With all the professional development opportunities awaiting you, it may seem hard to narrow it down to just a few. Look at these four ways to get the most out of your summer internship and see just how much you can achieve in three weeks!

  1. Ask Questions

The longer you intern for a company, the better you can understand which of your co-workers work in positions you hope to one day. Ask them to lunch, walk with them on the way into work in the morning, or grab a coffee date and ask them any question you have. Once you’re with them, ask as many questions as you can. Most of the time professionals are happy to help an intern learn more about their industry or must have skills. I found a recent graduate at my internship who worked in the department I liked the most. We grabbed lunch one day and I learned more about her day to day work activities than I would have as an intern in another department.

  1. Learn a new skill.

Every internship experience is different, so take the time to learn a new skill during your last few weeks there. If you focus on transferable skills, you can transfer what you learned to your next internship or even job. I developed my leadership skills by taking on the lead of a project. I received the chance to delegate tasks to my peers, problem solve, and effectively manage a team. All of those skills can be transferred to a future position, each with an example I can communicate in an interview. Expanding your skill set will help you continue to set yourself apart from other qualified candidates.

  1. Network with your peers.

If you work with other interns, it’s important to network with them; you could run into them again in the future. Take the time to talk to them during your lunch break or on the way out of the office at night. Employers notice you taking the time to build a relationship with your coworkers, showing you’re a team player. I’m lucky enough to work with 8 other interns, and I spend a lot of time getting to know them and their varied skills at work. These connections will be useful slow day with no projects, but will also allow me to meet some of the people I could be working with again when I graduate. It’s important to know the people working in your industry and to look to them for support or advice. You also get a better understanding for your competition when applying for jobs.

  1. Get as many samples for your portfolio as possible.

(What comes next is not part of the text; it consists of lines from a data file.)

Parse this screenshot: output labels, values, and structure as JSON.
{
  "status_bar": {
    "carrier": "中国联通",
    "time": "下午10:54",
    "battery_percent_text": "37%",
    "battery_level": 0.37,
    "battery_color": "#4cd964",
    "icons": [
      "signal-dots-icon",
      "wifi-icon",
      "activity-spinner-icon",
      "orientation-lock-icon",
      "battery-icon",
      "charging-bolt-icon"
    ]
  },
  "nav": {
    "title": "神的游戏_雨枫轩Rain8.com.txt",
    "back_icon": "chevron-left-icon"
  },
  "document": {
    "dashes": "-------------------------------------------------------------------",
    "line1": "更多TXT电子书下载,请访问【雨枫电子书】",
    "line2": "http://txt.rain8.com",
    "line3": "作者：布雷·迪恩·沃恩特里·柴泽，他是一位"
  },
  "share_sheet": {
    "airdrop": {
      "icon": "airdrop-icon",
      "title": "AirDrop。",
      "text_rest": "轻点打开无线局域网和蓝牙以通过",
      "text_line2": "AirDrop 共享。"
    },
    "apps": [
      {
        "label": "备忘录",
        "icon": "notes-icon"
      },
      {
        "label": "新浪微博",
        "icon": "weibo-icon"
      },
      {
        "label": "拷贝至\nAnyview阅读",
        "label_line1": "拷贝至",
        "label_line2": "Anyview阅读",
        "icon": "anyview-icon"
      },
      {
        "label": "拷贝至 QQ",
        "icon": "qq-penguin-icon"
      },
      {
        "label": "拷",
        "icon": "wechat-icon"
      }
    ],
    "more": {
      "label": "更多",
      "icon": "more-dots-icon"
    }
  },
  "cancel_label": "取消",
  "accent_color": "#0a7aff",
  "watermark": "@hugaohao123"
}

Your work portfolio showcases your skills to future employers and can be filled with samples from work or independent projects. Samples from projects you worked on at your internship, however, really stand out. Use these next few weeks to draft as many samples for your portfolio as possible. My portfolio is filled with press releases, articles, and event materials, some of which were used by my Supervisor for actual projects. In these upcoming days I’ll be looking for any chance to write a press release, article, or to be included on a project where I can produce tangible work. Taking on a chance to work, no matter how small, shows your initiative to learn as well.

By: Betsey Coulbourn

Betsey is a senior Political Science major with a triple minor in journalism, political communication, and Islamic studies. She currently serves as Historian for PRSSA-UD for the 2014-2015 academic year. In addition to being on the PRSSA-UD executive board, she is a Field Organizer with the Delaware Democratic Party and a member of Active Minds. Connect with her on Twitter @betC__.